That’s why fat loss can be tricky. I’m also a natural health coach, but have been a personal trainer since 1986 and has a master’s degree in kinesiology.
I’m not saying that to brag – I’m saying that because I’ve been doing it so long and just continue to get more and more certifications and I’m not sure if health coaches are also qualified weight management trainers or if the focus of a health coach is more about supplementation, herbal remedies, and that sort of thing.
In my mind they sort of overlap…but maybe it depends on the program.
Anyways ay, I didn’t think you were an advocate for a vlcd- but just saw that you wanted clarification.
Athletes – especially ballerinas, gymnasts, wrestlers, and jockeys, do suffer greatly from the consequences of vlcd’s. Osteoporosis, kidney failure, heart failure…
I hope I didn’t offend – my offer still stands – I also receive coaching and training from other trainers.
Learning is a lifelong endeavor.
Well, this was a very interesting thread.
I kind of get where you are coming from, as the (highly ungrammatical) saying goes.
As fitness professionals (of various kinds) we get lots of questions, some of which are in our scope of practice, and many of which are not. I’ve often been asked to diagnose a pain of one kind or another, or recommend a diet.
And of course, as fitness people we are interested in more than our own corner of the field. I may mostly teach yoga, but I take classes in spinning, and kettle balls, and lots of other things. I also am very interested in the relationship of food and exercise and health. I think most of us are.
And, unlike 20 years ago, most of what we learn, how we study, how we interact, pretty much everything, is done online. A few days ago we got a yellow pages delivered. My response was, ‘really?’ But of course, it is like the great Samuel Johnson said “Knowledge is of two kinds. We know a subject ourselves, or we know where we can find information upon it.” A librarian used to have a room full of books, each one a guide to a specific area of information. Now we just go online….. but we have to develop the skill of the librarian to find the place where we can best access the information we want.
There is a lot online that is written in ignorance. There is a lot that is willfully misleading, either for play, or for profit. Always consider the source. Always consider the motive. Always look for possible profit. Always get a second opinion. Always go past the first page of replies, Always check google scholar or some place like that.

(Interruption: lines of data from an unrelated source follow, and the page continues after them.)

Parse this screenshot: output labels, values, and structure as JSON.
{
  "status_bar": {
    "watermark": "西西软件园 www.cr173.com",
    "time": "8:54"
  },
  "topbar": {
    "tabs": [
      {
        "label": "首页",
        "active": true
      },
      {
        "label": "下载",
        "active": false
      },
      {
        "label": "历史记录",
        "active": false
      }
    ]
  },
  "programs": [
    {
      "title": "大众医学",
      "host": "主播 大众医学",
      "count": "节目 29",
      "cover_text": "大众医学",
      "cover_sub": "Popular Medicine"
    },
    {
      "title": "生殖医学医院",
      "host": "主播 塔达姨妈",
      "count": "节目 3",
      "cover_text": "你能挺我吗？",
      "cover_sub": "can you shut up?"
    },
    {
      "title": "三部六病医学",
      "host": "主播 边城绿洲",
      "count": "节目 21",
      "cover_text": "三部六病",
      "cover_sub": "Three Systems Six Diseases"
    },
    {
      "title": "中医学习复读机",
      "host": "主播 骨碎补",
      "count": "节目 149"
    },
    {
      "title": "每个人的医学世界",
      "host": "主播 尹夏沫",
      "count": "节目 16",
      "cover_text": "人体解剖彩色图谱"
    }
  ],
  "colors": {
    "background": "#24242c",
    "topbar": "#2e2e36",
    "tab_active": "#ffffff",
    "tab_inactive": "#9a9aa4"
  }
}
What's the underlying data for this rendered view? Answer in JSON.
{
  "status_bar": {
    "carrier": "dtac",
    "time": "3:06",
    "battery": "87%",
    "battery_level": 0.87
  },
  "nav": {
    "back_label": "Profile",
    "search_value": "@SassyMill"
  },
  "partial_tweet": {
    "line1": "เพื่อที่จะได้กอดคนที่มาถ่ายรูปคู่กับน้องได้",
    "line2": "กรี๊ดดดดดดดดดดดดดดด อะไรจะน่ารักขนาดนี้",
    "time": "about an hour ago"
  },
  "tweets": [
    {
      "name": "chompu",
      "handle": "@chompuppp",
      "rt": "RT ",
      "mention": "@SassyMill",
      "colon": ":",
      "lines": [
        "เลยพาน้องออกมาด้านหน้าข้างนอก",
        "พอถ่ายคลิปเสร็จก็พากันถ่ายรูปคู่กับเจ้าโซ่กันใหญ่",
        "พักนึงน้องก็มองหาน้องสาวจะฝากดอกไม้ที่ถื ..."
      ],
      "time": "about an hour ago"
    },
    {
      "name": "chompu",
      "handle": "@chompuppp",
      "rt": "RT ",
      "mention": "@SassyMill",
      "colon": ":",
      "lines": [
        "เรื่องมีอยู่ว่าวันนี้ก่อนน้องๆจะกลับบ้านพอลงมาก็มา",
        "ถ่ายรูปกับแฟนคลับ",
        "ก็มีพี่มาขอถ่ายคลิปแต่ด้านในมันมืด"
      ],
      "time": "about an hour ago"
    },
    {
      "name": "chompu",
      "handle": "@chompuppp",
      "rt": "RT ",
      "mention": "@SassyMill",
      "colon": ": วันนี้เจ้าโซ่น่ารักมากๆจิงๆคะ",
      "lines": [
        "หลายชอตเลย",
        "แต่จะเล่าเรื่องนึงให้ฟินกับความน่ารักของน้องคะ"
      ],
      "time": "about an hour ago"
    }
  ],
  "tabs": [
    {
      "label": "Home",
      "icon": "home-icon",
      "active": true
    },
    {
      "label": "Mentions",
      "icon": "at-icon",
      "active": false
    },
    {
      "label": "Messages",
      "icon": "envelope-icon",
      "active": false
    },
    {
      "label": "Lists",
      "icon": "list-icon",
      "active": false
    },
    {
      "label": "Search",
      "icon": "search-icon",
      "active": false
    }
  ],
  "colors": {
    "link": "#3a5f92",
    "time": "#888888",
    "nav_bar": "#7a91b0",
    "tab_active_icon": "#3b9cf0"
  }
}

I think you make sense bringing the question to a forum like this, as you will get a more professional response (when the question is answered). But you might get even better answers going to a chat room full of nutritionists with a nutrition question.
I thought it was an interesting question, and I liked Daniel’s answer.
Hello Missy Reece,
Mark Twain is quoted as saying: be careful reading health books, you may die of a misprint.
I am also a health coach and personal trainer, who does not recommend or use supplements; the two certifications overlap with health coach being more of a lifestyle over training. With that said, I see overweight people who starve themselves. The food source is kept in the system for every nutrient possible, causing distention, among other things. When the client starts eating and exercising properly, it is like magic, making everyone happy. Sometimes there is more going on…chemical sensitivity from food and/or environment, diagnosed by their doctors.
Natalie aka NAPS 2 B Fit.